Theatres, cabs play anti-piracy trailers


MUMBAI: The Motion Picture Association of America, Inc. (MPAA) in its partnership to fight piracy in New York, with the City of New York announced the arrival of new anti-piracy trailers to New York City movie theaters and NYC taxis equipped with Passenger Information Monitors.


The trailers – which premiered last week – are part of a public awareness campaign featuring a series of print and broadcast advertisements designed to combat the creation, distribution, and sale of illegally recorded films in New York City. The debut of the trailers is part of the City’s three-pronged approach to combating piracy, tougher legislation, stepped-up enforcement and increased public awareness.


“Movie piracy takes a real toll on New York’s economy in the way of lost jobs and revenue. These trailers were designed to help make people think twice before purchasing bootleg DVDs from street vendors throughout New York City,” said MPAA chairman and CEO Dan Glickman.


“With tougher legislation, more enforcement and the expansion of our public service campaign into local movie theaters and taxis, we are sending a clear message: we will not tolerate movie piracy,” said Mayor Bloomberg.


Using the universally recognizable look and feel of the MPAA’s ratings system and some memorable scenes from The Sixth Sense, Happy Feet and Titanic, the trailers illustrate the low quality product consumers of bootleg DVDs can expect to find and ask all New Yorkers to stop film piracy with the slogan “Get the Real Picture: Don’t Buy Illegal DVDs Off The Street.” The trailers underscore the losing proposition of purchasing bootlegged DVDs with mock ratings of “RO” for Ripped-Off, “PS” for Poor Sound, and “F” for Fake.


Regal Cinemas, Clearview Cinemas and National Amusements have already begun running the spots and almost 1,100 cabs in the city will feature the trailers. “Expanding the public service campaign to movie theaters and taxis will increase awareness throughout the city about the destructive consequences of video piracy. We are grateful to our partners at the National Association of Theatre Owners and to the Taxi and Limousine Commission for helping New York City continue to be a global leader in antipiracy efforts,” said Commissioner Katherine Oliver of the Mayor’s Office of Film, Theatre, and Broadcasting (MOFTB).


Camcorders are at the top of the piracy pyramid, supplying more than 90 per cent of newly released movies that often appear online and in street markets around the world within days and even hours of a film’s theatrical release. The MPAA estimates that in 2006, New York City theaters were the origin of 43 per cent of camcorder-source pirated DVDs tracked in the United States, and 20 per cent of pirated movies seized globally.

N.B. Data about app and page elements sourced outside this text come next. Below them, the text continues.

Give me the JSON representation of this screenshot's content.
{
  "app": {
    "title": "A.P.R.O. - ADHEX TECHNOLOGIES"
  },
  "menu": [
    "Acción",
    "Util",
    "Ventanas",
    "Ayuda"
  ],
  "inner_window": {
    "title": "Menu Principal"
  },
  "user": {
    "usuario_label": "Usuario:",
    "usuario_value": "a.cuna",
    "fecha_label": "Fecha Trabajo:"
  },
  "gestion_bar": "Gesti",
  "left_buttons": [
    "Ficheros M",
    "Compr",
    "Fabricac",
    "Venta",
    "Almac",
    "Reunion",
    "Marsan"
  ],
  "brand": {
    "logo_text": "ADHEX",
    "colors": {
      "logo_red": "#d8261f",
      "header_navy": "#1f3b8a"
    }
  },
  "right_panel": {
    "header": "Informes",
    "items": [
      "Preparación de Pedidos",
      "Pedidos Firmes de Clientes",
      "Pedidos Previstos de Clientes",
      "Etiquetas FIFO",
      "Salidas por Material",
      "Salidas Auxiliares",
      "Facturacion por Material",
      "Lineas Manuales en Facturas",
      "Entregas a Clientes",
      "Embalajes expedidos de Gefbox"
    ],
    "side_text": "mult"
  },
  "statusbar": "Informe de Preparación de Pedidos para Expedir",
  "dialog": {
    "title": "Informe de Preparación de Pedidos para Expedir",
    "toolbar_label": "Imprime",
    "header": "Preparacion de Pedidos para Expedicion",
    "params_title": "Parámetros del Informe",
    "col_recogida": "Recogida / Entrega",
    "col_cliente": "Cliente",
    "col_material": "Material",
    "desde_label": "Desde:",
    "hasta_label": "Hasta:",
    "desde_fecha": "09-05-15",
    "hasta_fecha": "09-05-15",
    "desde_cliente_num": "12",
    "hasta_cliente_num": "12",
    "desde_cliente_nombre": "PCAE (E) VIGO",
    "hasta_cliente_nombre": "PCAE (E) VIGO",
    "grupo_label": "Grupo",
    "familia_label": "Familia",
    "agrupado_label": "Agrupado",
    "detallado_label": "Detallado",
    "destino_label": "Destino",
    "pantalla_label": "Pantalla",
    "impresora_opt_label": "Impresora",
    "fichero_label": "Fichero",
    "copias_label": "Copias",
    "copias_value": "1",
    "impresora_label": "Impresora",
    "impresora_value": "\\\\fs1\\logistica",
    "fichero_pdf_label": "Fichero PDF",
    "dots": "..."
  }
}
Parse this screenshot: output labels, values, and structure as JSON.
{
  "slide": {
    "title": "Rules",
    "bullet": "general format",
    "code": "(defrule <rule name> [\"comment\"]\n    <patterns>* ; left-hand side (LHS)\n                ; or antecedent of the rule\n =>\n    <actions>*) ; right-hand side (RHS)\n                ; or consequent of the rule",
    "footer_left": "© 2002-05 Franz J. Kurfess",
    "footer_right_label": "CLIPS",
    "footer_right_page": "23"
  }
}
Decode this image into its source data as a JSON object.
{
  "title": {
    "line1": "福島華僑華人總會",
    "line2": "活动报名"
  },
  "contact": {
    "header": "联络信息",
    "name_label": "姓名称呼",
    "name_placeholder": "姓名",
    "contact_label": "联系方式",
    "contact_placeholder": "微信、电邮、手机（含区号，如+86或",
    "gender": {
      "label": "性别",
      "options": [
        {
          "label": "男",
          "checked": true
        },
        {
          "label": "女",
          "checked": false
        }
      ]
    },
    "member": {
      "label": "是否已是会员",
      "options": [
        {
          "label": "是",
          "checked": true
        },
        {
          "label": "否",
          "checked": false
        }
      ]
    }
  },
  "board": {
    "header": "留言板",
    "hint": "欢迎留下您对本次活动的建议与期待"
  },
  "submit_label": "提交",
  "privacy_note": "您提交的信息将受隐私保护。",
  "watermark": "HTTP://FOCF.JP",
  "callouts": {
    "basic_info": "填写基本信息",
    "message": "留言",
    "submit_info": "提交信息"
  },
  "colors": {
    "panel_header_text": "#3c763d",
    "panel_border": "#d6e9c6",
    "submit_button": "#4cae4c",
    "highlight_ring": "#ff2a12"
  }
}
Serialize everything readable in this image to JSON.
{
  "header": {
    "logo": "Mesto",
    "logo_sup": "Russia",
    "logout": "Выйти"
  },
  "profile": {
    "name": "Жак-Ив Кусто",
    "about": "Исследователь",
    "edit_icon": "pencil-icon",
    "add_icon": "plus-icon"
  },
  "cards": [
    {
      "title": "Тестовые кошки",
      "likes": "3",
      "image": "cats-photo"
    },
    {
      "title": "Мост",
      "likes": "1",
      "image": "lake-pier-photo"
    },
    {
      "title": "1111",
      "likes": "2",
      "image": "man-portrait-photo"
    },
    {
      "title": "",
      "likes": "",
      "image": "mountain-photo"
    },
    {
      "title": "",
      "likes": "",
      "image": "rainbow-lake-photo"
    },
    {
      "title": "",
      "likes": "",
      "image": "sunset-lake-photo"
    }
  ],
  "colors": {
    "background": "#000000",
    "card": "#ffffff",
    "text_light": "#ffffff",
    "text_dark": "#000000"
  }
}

The city’s thriving film, television and commercial production industry employs over 100,000 New Yorkers and generates $5 billion in economic activity. According to a recent MPAA-commissioned study, the New York motion picture industry suffers an estimated $1.49 billion in lost output annually resulting in 22,986 fewer jobs and $903 million in lost earnings as a consequence of global and local piracy of motion pictures. The MPAA commissioned study found that $637 million in total annual retail sales in New York are lost due to global and local piracy, resulting in a loss of $50 million in State and City sales taxes.